**EXERCISE BRIEF**. Retype the following records exactly and exclude the pictures.
[Opening SOURCE MATERIAL section]
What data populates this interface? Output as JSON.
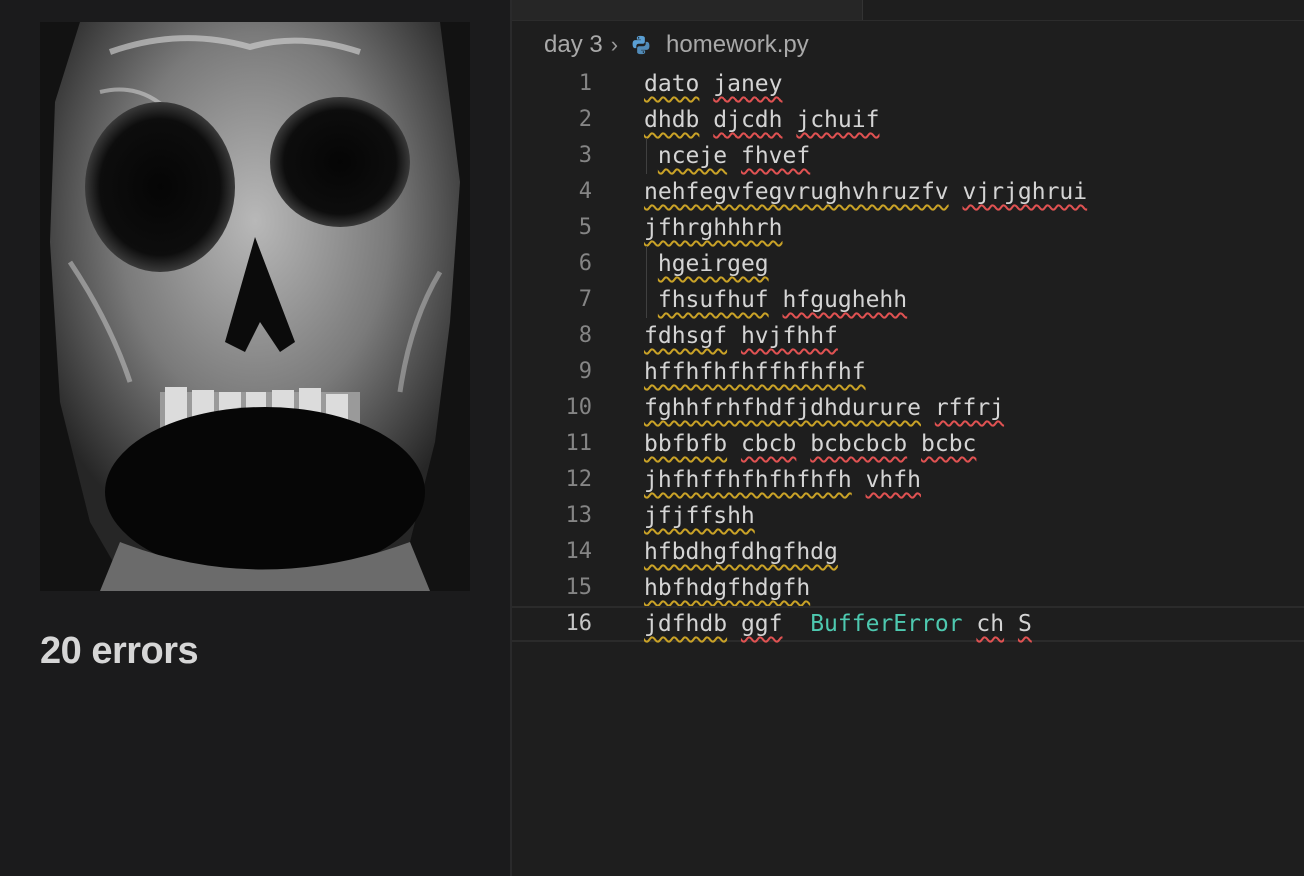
{
  "meme": {
    "caption": "20 errors"
  },
  "editor": {
    "breadcrumb": {
      "folder": "day 3",
      "separator": "›",
      "file": "homework.py",
      "file_icon": "python-icon"
    },
    "current_line": 16,
    "lines": [
      {
        "n": "1",
        "indent": false,
        "tokens": [
          {
            "t": "dato",
            "s": "warn"
          },
          {
            "t": " "
          },
          {
            "t": "janey",
            "s": "err"
          }
        ]
      },
      {
        "n": "2",
        "indent": false,
        "tokens": [
          {
            "t": "dhdb",
            "s": "warn"
          },
          {
            "t": " "
          },
          {
            "t": "djcdh",
            "s": "err"
          },
          {
            "t": " "
          },
          {
            "t": "jchuif",
            "s": "err"
          }
        ]
      },
      {
        "n": "3",
        "indent": true,
        "tokens": [
          {
            "t": " "
          },
          {
            "t": "nceje",
            "s": "warn"
          },
          {
            "t": " "
          },
          {
            "t": "fhvef",
            "s": "err"
          }
        ]
      },
      {
        "n": "4",
        "indent": false,
        "tokens": [
          {
            "t": "nehfegvfegvrughvhruzfv",
            "s": "warn"
          },
          {
            "t": " "
          },
          {
            "t": "vjrjghrui",
            "s": "err"
          }
        ]
      },
      {
        "n": "5",
        "indent": false,
        "tokens": [
          {
            "t": "jfhrghhhrh",
            "s": "warn"
          }
        ]
      },
      {
        "n": "6",
        "indent": true,
        "tokens": [
          {
            "t": " "
          },
          {
            "t": "hgeirgeg",
            "s": "warn"
          }
        ]
      },
      {
        "n": "7",
        "indent": true,
        "tokens": [
          {
            "t": " "
          },
          {
            "t": "fhsufhuf",
            "s": "warn"
          },
          {
            "t": " "
          },
          {
            "t": "hfgughehh",
            "s": "err"
          }
        ]
      },
      {
        "n": "8",
        "indent": false,
        "tokens": [
          {
            "t": "fdhsgf",
            "s": "warn"
          },
          {
            "t": " "
          },
          {
            "t": "hvjfhhf",
            "s": "err"
          }
        ]
      },
      {
        "n": "9",
        "indent": false,
        "tokens": [
          {
            "t": "hffhfhfhffhfhfhf",
            "s": "warn"
          }
        ]
      },
      {
        "n": "10",
        "indent": false,
        "tokens": [
          {
            "t": "fghhfrhfhdfjdhdurure",
            "s": "warn"
          },
          {
            "t": " "
          },
          {
            "t": "rffrj",
            "s": "err"
          }
        ]
      },
      {
        "n": "11",
        "indent": false,
        "tokens": [
          {
            "t": "bbfbfb",
            "s": "warn"
          },
          {
            "t": " "
          },
          {
            "t": "cbcb",
            "s": "err"
          },
          {
            "t": " "
          },
          {
            "t": "bcbcbcb",
            "s": "err"
          },
          {
            "t": " "
          },
          {
            "t": "bcbc",
            "s": "err"
          }
        ]
      },
      {
        "n": "12",
        "indent": false,
        "tokens": [
          {
            "t": "jhfhffhfhfhfhfh",
            "s": "warn"
          },
          {
            "t": " "
          },
          {
            "t": "vhfh",
            "s": "err"
          }
        ]
      },
      {
        "n": "13",
        "indent": false,
        "tokens": [
          {
            "t": "jfjffshh",
            "s": "warn"
          }
        ]
      },
      {
        "n": "14",
        "indent": false,
        "tokens": [
          {
            "t": "hfbdhgfdhgfhdg",
            "s": "warn"
          }
        ]
      },
      {
        "n": "15",
        "indent": false,
        "tokens": [
          {
            "t": "hbfhdgfhdgfh",
            "s": "warn"
          }
        ]
      },
      {
        "n": "16",
        "indent": false,
        "tokens": [
          {
            "t": "jdfhdb",
            "s": "warn"
          },
          {
            "t": " "
          },
          {
            "t": "ggf",
            "s": "err"
          },
          {
            "t": "  "
          },
          {
            "t": "BufferError",
            "s": "builtin"
          },
          {
            "t": " "
          },
          {
            "t": "ch",
            "s": "err"
          },
          {
            "t": " "
          },
          {
            "t": "S",
            "s": "err"
          }
        ]
      }
    ]
  },
  "colors": {
    "warning_squiggle": "#c9a227",
    "error_squiggle": "#e05252",
    "builtin_name": "#4ec9b0",
    "python_icon": "#5a9fd4"
  }
}
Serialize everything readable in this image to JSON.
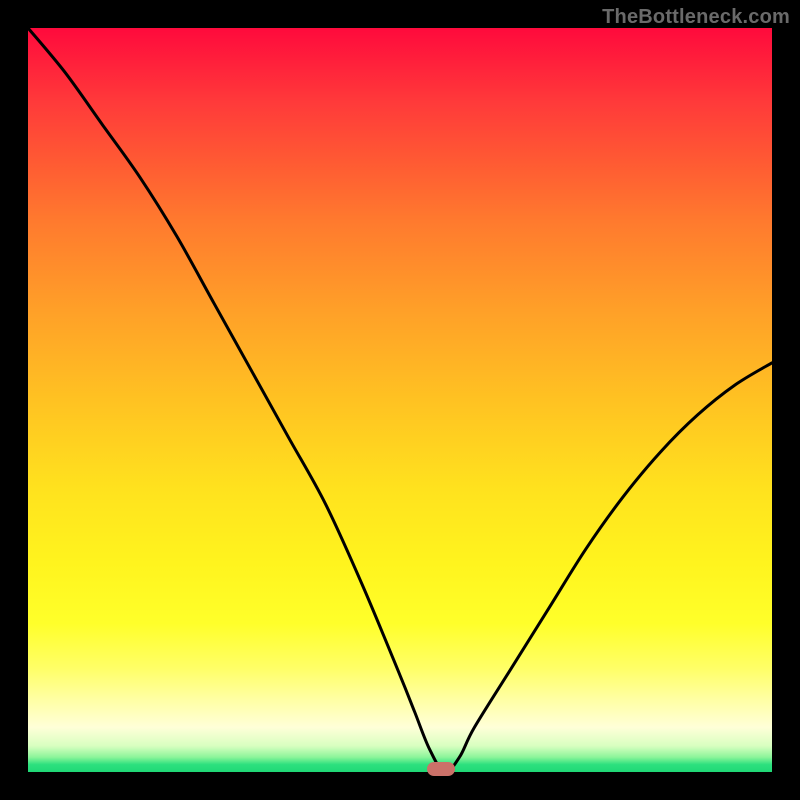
{
  "watermark": "TheBottleneck.com",
  "colors": {
    "frame": "#000000",
    "curve": "#000000",
    "marker": "#cb7169",
    "gradient_top": "#ff0a3c",
    "gradient_mid": "#ffe21e",
    "gradient_bottom": "#1fd876"
  },
  "chart_data": {
    "type": "line",
    "title": "",
    "xlabel": "",
    "ylabel": "",
    "xlim": [
      0,
      100
    ],
    "ylim": [
      0,
      100
    ],
    "grid": false,
    "series": [
      {
        "name": "bottleneck-curve",
        "x": [
          0,
          5,
          10,
          15,
          20,
          25,
          30,
          35,
          40,
          45,
          50,
          52,
          54,
          56,
          58,
          60,
          65,
          70,
          75,
          80,
          85,
          90,
          95,
          100
        ],
        "values": [
          100,
          94,
          87,
          80,
          72,
          63,
          54,
          45,
          36,
          25,
          13,
          8,
          3,
          0,
          2,
          6,
          14,
          22,
          30,
          37,
          43,
          48,
          52,
          55
        ]
      }
    ],
    "marker": {
      "x": 55.5,
      "y": 0,
      "shape": "pill"
    }
  }
}
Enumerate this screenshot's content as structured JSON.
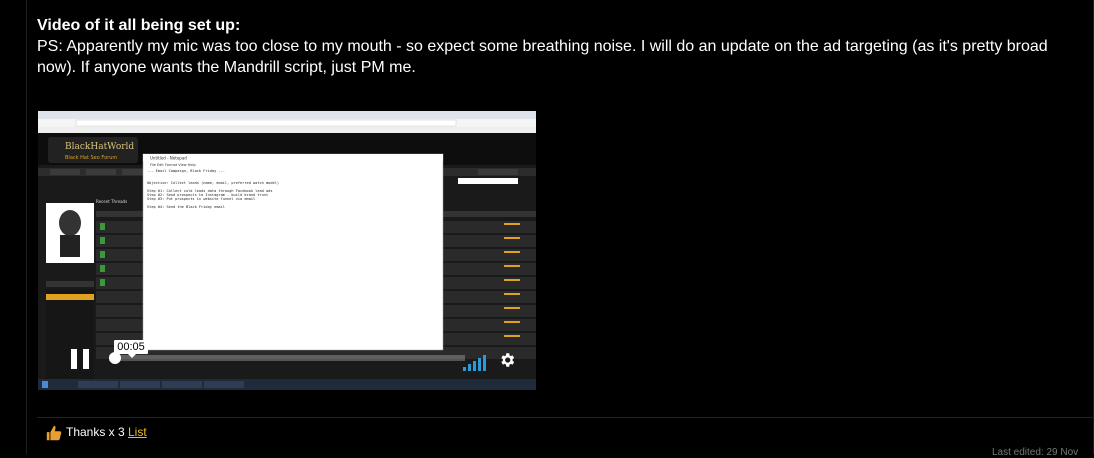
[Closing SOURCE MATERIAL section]
**SOLUTION BELOW**.
What data populates this interface? Output as JSON.
{
  "meme": {
    "caption": "20 errors"
  },
  "editor": {
    "breadcrumb": {
      "folder": "day 3",
      "separator": "›",
      "file": "homework.py",
      "file_icon": "python-icon"
    },
    "current_line": 16,
    "lines": [
      {
        "n": "1",
        "indent": false,
        "tokens": [
          {
            "t": "dato",
            "s": "warn"
          },
          {
            "t": " "
          },
          {
            "t": "janey",
            "s": "err"
          }
        ]
      },
      {
        "n": "2",
        "indent": false,
        "tokens": [
          {
            "t": "dhdb",
            "s": "warn"
          },
          {
            "t": " "
          },
          {
            "t": "djcdh",
            "s": "err"
          },
          {
            "t": " "
          },
          {
            "t": "jchuif",
            "s": "err"
          }
        ]
      },
      {
        "n": "3",
        "indent": true,
        "tokens": [
          {
            "t": " "
          },
          {
            "t": "nceje",
            "s": "warn"
          },
          {
            "t": " "
          },
          {
            "t": "fhvef",
            "s": "err"
          }
        ]
      },
      {
        "n": "4",
        "indent": false,
        "tokens": [
          {
            "t": "nehfegvfegvrughvhruzfv",
            "s": "warn"
          },
          {
            "t": " "
          },
          {
            "t": "vjrjghrui",
            "s": "err"
          }
        ]
      },
      {
        "n": "5",
        "indent": false,
        "tokens": [
          {
            "t": "jfhrghhhrh",
            "s": "warn"
          }
        ]
      },
      {
        "n": "6",
        "indent": true,
        "tokens": [
          {
            "t": " "
          },
          {
            "t": "hgeirgeg",
            "s": "warn"
          }
        ]
      },
      {
        "n": "7",
        "indent": true,
        "tokens": [
          {
            "t": " "
          },
          {
            "t": "fhsufhuf",
            "s": "warn"
          },
          {
            "t": " "
          },
          {
            "t": "hfgughehh",
            "s": "err"
          }
        ]
      },
      {
        "n": "8",
        "indent": false,
        "tokens": [
          {
            "t": "fdhsgf",
            "s": "warn"
          },
          {
            "t": " "
          },
          {
            "t": "hvjfhhf",
            "s": "err"
          }
        ]
      },
      {
        "n": "9",
        "indent": false,
        "tokens": [
          {
            "t": "hffhfhfhffhfhfhf",
            "s": "warn"
          }
        ]
      },
      {
        "n": "10",
        "indent": false,
        "tokens": [
          {
            "t": "fghhfrhfhdfjdhdurure",
            "s": "warn"
          },
          {
            "t": " "
          },
          {
            "t": "rffrj",
            "s": "err"
          }
        ]
      },
      {
        "n": "11",
        "indent": false,
        "tokens": [
          {
            "t": "bbfbfb",
            "s": "warn"
          },
          {
            "t": " "
          },
          {
            "t": "cbcb",
            "s": "err"
          },
          {
            "t": " "
          },
          {
            "t": "bcbcbcb",
            "s": "err"
          },
          {
            "t": " "
          },
          {
            "t": "bcbc",
            "s": "err"
          }
        ]
      },
      {
        "n": "12",
        "indent": false,
        "tokens": [
          {
            "t": "jhfhffhfhfhfhfh",
            "s": "warn"
          },
          {
            "t": " "
          },
          {
            "t": "vhfh",
            "s": "err"
          }
        ]
      },
      {
        "n": "13",
        "indent": false,
        "tokens": [
          {
            "t": "jfjffshh",
            "s": "warn"
          }
        ]
      },
      {
        "n": "14",
        "indent": false,
        "tokens": [
          {
            "t": "hfbdhgfdhgfhdg",
            "s": "warn"
          }
        ]
      },
      {
        "n": "15",
        "indent": false,
        "tokens": [
          {
            "t": "hbfhdgfhdgfh",
            "s": "warn"
          }
        ]
      },
      {
        "n": "16",
        "indent": false,
        "tokens": [
          {
            "t": "jdfhdb",
            "s": "warn"
          },
          {
            "t": " "
          },
          {
            "t": "ggf",
            "s": "err"
          },
          {
            "t": "  "
          },
          {
            "t": "BufferError",
            "s": "builtin"
          },
          {
            "t": " "
          },
          {
            "t": "ch",
            "s": "err"
          },
          {
            "t": " "
          },
          {
            "t": "S",
            "s": "err"
          }
        ]
      }
    ]
  },
  "colors": {
    "warning_squiggle": "#c9a227",
    "error_squiggle": "#e05252",
    "builtin_name": "#4ec9b0",
    "python_icon": "#5a9fd4"
  }
}
Serialize everything readable in this image to JSON.
{
  "watermark": "TheBottleneck.com",
  "colors": {
    "frame": "#000000",
    "curve": "#000000",
    "marker": "#cb7169",
    "gradient_top": "#ff0a3c",
    "gradient_mid": "#ffe21e",
    "gradient_bottom": "#1fd876"
  },
  "chart_data": {
    "type": "line",
    "title": "",
    "xlabel": "",
    "ylabel": "",
    "xlim": [
      0,
      100
    ],
    "ylim": [
      0,
      100
    ],
    "grid": false,
    "series": [
      {
        "name": "bottleneck-curve",
        "x": [
          0,
          5,
          10,
          15,
          20,
          25,
          30,
          35,
          40,
          45,
          50,
          52,
          54,
          56,
          58,
          60,
          65,
          70,
          75,
          80,
          85,
          90,
          95,
          100
        ],
        "values": [
          100,
          94,
          87,
          80,
          72,
          63,
          54,
          45,
          36,
          25,
          13,
          8,
          3,
          0,
          2,
          6,
          14,
          22,
          30,
          37,
          43,
          48,
          52,
          55
        ]
      }
    ],
    "marker": {
      "x": 55.5,
      "y": 0,
      "shape": "pill"
    }
  }
}
Enumerate this screenshot's content as structured JSON.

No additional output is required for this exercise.